At least seven people were killed Monday after what Doctors Without Borders called a "deliberate" airstrike on one of the hospitals they support in Syria.
The aid group, also known as MSF, said eight staff members were missing and presumed dead following the aerial assault on the facility in Idlib province's town of Maaret al-Numan.
Five patients, a caretaker and a guard were among the dead, MSF added. Other patients were still missing, but their numbers were not currently known, the group said.
"This appears to be a deliberate attack on a health structure," the group's head of mission, Massimiliano Rebaudengo, said in a statement. "We condemn this attack in the strongest possible terms."
The hospital — which had 54 staff, two operating theaters, an outpatient department and an emergency room — was reportedly hit by four missiles in two attacks within a few minutes of each other, according to MSF.
MSF did not suggest who may have been behind the attack, although the Britain-based Syrian Observatory for Human Rights blamed Russian warplanes.
The State Department blamed the despotic Bashar Assad regime and his Russian backers for the carnage.
"That the Assad regime and its supporters would continue these attacks, without cause and without sufficient regard for international obligations to safeguard innocent lives, flies in the face of the unanimous calls" by the International Syria Support Group to protect civilians, State Department spokesman John Kirby said in a statement.
It "casts doubt on Russia's willingness and/or ability to help bring to a stop the continued brutality of the Assad regime against its own people," Kirby said.
Meanwhile, Syria's ambassador to Russia claimed the U.S-led coalition was to blame for the attack on the MSF facility.
A spokesman for the U.S.-led coalition denied the Syrian ambassador's claim, saying the only airstrikes it launched Monday were nowhere near Maaret al-Numan in the eastern Syria near the cities of Raqqa and Hasakah.
There has been a spate of attacks in recent years on MSF medical facilities, which are protected under international law.
An accidental U.S. airstrike on an MSF hospital in Afghanistan killed 42 people in what the group suggested could be a war crime. Last week, an airstrike hit an MSF hospital in southern Syria, killing three people and wounding at least six others.
MSF said Monday that in addition to the Idlib airstrike there were reports that two hospitals unaffiliated with the group had been attacked in neighboring Aleppo province.
The U.N. children's agency confirmed it had received reports that two UNICEF-supported hospitals in the Azaz area of Aleppo province had been attacked, along with two schools.
According to The Associated Press, at least five people were killed and dozens of others were wounded when a missile struck a hospital for women and children in Azaz. Seven people were killed when an airstrike hit a school in the nearby village of Kaljibrin, the AP reported.

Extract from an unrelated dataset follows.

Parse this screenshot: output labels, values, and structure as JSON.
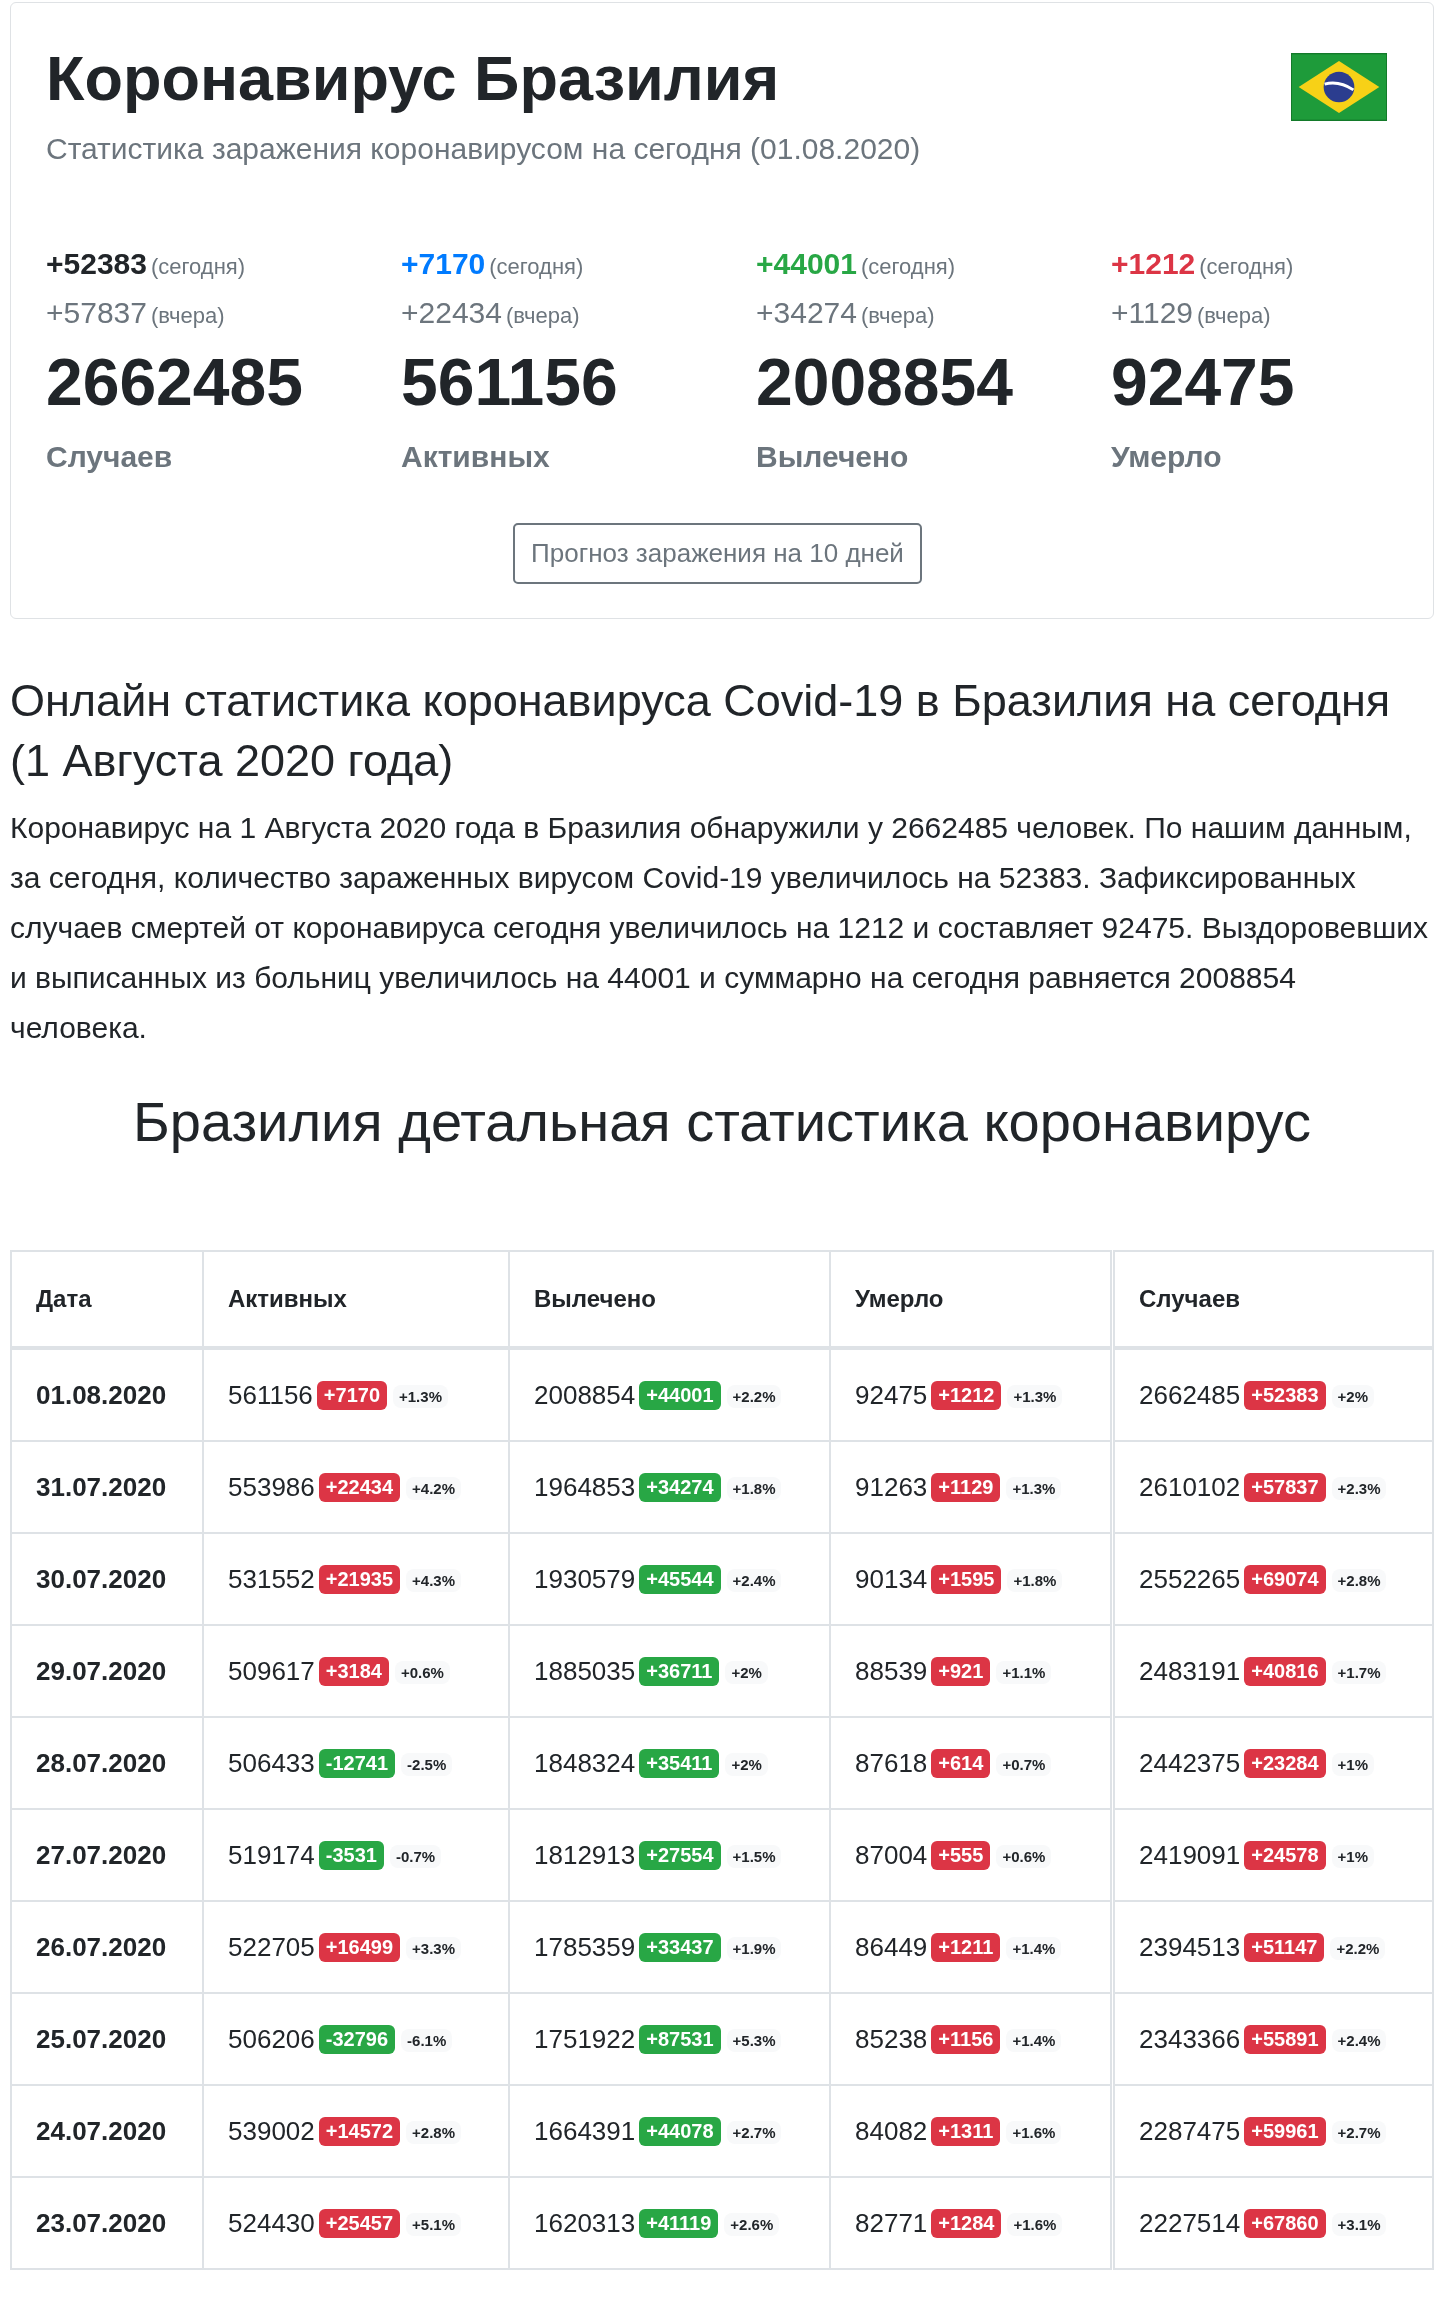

Alaaeddin Alzaeem went to help with the rescue efforts after rockets hit the hospital for women and children in Azaz city.
"It's broken in the hospital — everything," he told NBC News by Skype.
He, too, blamed Russian warplanes for dropping the rockets Monday.
"The streets, all, it's empty because Russians target Azaz," he said. "Russia and the regime killing us every day, and nobody do anything."
Moscow says its airstrikes in Syria target terrorist groups — including ISIS — but Western officials have accused Russia of launching strikes in support of Syrian government forces.
Amnesty International said Monday's airstrikes were "just the latest" in "scores of apparently deliberate attacks" on hospitals and medical facilities.
"Russian and Syrian forces know full well that deliberate attacks on medical facilities are war crimes," the rights group said in a statement. "All parties to the conflict must cease such horrific attacks, stop destroying medical facilities and allow medical workers to carry out their life-saving work without fear of being killed or injured in the line of duty."